Beleaguered fathers, eccentric midlifers, woke teenage girls from the projects—the French Film Festival returns for month-long screenings of, to borrow the words of Ambassador Nicolas Galey, alternative cinema that reflects on the human condition in society.
Opening in Metro Manila right after the Father’s Day weekend, the festival’s 24th edition premiers one of two dad-centric films by Nils Tavernier. The French actor turned director-screenwriter will be walking the red carpet at tomorrow’s (June 11) gala night at Greenbelt 3, featuring his 2017 biopic “The Ideal Palace” (“L’Incroyable Histoire du Facteur Cheval”).
The film recreates the life of Ferdinand Cheval (1839-1924), the postman who built with his own bare hands—minus any formal education in architecture, design or masonry—Le Palais Idéal.

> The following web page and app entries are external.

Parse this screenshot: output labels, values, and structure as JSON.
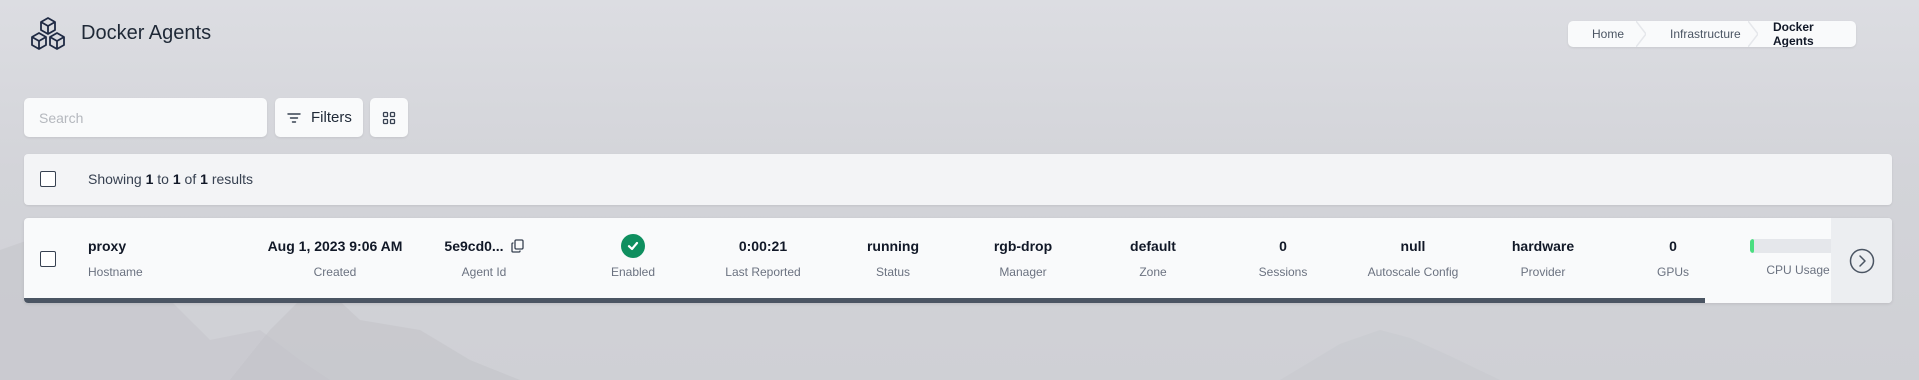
{
  "header": {
    "title": "Docker Agents",
    "icon": "cubes-icon"
  },
  "breadcrumb": {
    "items": [
      "Home",
      "Infrastructure",
      "Docker Agents"
    ]
  },
  "toolbar": {
    "search_placeholder": "Search",
    "search_value": "",
    "filters_label": "Filters",
    "filters_icon": "filter-lines-icon",
    "grid_icon": "grid-view-icon"
  },
  "results": {
    "prefix": "Showing",
    "from": "1",
    "to_word": "to",
    "to": "1",
    "of_word": "of",
    "total": "1",
    "suffix": "results"
  },
  "agents": [
    {
      "hostname": "proxy",
      "hostname_label": "Hostname",
      "created": "Aug 1, 2023 9:06 AM",
      "created_label": "Created",
      "agent_id": "5e9cd0...",
      "agent_id_label": "Agent Id",
      "enabled_label": "Enabled",
      "last_reported": "0:00:21",
      "last_reported_label": "Last Reported",
      "status": "running",
      "status_label": "Status",
      "manager": "rgb-drop",
      "manager_label": "Manager",
      "zone": "default",
      "zone_label": "Zone",
      "sessions": "0",
      "sessions_label": "Sessions",
      "autoscale_config": "null",
      "autoscale_config_label": "Autoscale Config",
      "provider": "hardware",
      "provider_label": "Provider",
      "gpus": "0",
      "gpus_label": "GPUs",
      "cpu_usage_label": "CPU Usage",
      "cpu_usage_fraction": 0.05,
      "row_progress_fraction": 0.9
    }
  ],
  "colors": {
    "enabled_green": "#0f8f5f",
    "cpu_fill": "#4ade80",
    "progress": "#4b5563"
  }
}
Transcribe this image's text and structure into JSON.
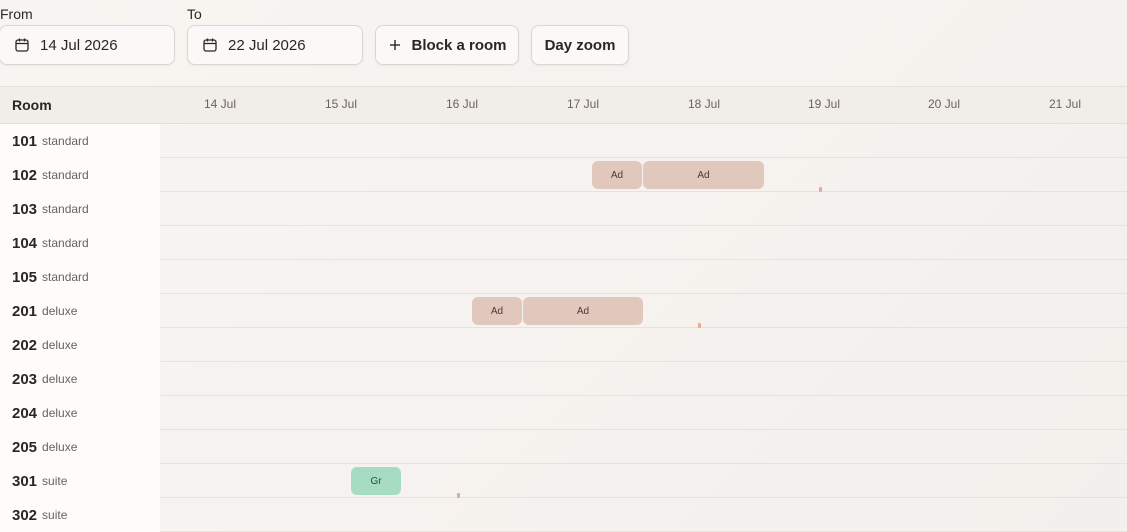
{
  "toolbar": {
    "from_label": "From",
    "from_value": "14 Jul 2026",
    "to_label": "To",
    "to_value": "22 Jul 2026",
    "block_room_label": "Block a room",
    "day_zoom_label": "Day zoom",
    "calendar_icon": "calendar-icon",
    "plus_icon": "plus-icon"
  },
  "grid": {
    "room_header": "Room",
    "days": [
      "14 Jul",
      "15 Jul",
      "16 Jul",
      "17 Jul",
      "18 Jul",
      "19 Jul",
      "20 Jul",
      "21 Jul"
    ],
    "rooms": [
      {
        "number": "101",
        "type": "standard"
      },
      {
        "number": "102",
        "type": "standard"
      },
      {
        "number": "103",
        "type": "standard"
      },
      {
        "number": "104",
        "type": "standard"
      },
      {
        "number": "105",
        "type": "standard"
      },
      {
        "number": "201",
        "type": "deluxe"
      },
      {
        "number": "202",
        "type": "deluxe"
      },
      {
        "number": "203",
        "type": "deluxe"
      },
      {
        "number": "204",
        "type": "deluxe"
      },
      {
        "number": "205",
        "type": "deluxe"
      },
      {
        "number": "301",
        "type": "suite"
      },
      {
        "number": "302",
        "type": "suite"
      }
    ],
    "bookings": [
      {
        "room": "102",
        "label": "Ad",
        "kind": "ad"
      },
      {
        "room": "102",
        "label": "Ad",
        "kind": "ad"
      },
      {
        "room": "201",
        "label": "Ad",
        "kind": "ad"
      },
      {
        "room": "201",
        "label": "Ad",
        "kind": "ad"
      },
      {
        "room": "301",
        "label": "Gr",
        "kind": "gr"
      }
    ]
  },
  "colors": {
    "booking_ad": "#e2c7bd",
    "booking_gr": "#a5dcc2",
    "marker": "#e8a993"
  }
}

It’s a real castle that’s made of pebbles and other found objects in the Hauterives commune in France, a concrete symbol as well of the potency of artistic endeavor, determination and love.
It took Cheval 33 years—a good amount of it spent enduring ridicule by his neighbors—to complete the structure he had dedicated to his daughter. The end result has not only weathered the elements but also earned the distinction of being among France’s protected architectural landmarks.
Gallic wit and humor shine in “Sink or Swim” (“Le Grand Bain”), Gilles Lellouche’s 2018 star-studded box-office hit about 40ish guys going through a midlife crisis—or that theme cinema often attributes to women.
The midlifers in “Sink” are much more pathetic, though, particularly Mathieu Amalric (of “The Diving Bell and the Butterfly” and Bond villain fame). The brilliant actor (also as filmmaker) plays Bertrand, a pill-popping, unemployed, Candy Crush-hooked dad and husband who’s on the receiving end of his spouse’s family’s mockery.
Bertrand is recruited to a swim team at his local pool facility—except that the all-male members, who become each other’s default support system, are mostly out of shape and would appear to be duds at competitive synchronized swimming.
And yet there lies the heart of this film, which debunks the adage that no square peg would fit a round hole. Those holes and circles, by the way, are all explained in the film’s smart, brisk opening monologue, and you wouldn’t realize how much you’ve missed a good expositional intro until you’ve watched “Sink.”
A film that’s been well-received on the festival circuit despite its unknown cast is “Girlhood,” Celine Sciamma’s portrait of a demographic rarely seen in French cinema: young women of color.
The Philippine screening is cosponsored by Spark! Philippines, a nongovernment organization that aims to advance women and the youth as “full partners in national development.”
“Girlhood” (“Bande de Filles”) may seem like the sister act to Richard Linklater’s Oscar-nominated “Boyhood,” but the 2014 French drama has nowhere been described as anything close to being an observation of a typical youngster.
Critics call Sciamma’s film a gritty and vibrant chronicle of growing up poor, female and not white in a predominantly white society—and so where else to watch this little-explored human condition but at the French Film Festival.
The 24th French Film Festival will screen 15 films on June 12-18 in Metro Manila (Bonifacio High Street and Greenbelt 3 cinemas); June 20-22 in Cebu (Ayala Center Cebu); June 28-30 in Davao (Abreeza Mall); and July 10-12 in Bacolod (Ayala Capitol Central Mall).
For schedules, visit www.ph.ambafrance.org; follow the Embassy of France to the Philippines on Facebook, @FrenchEmbassyPH on Twitter and Instagram.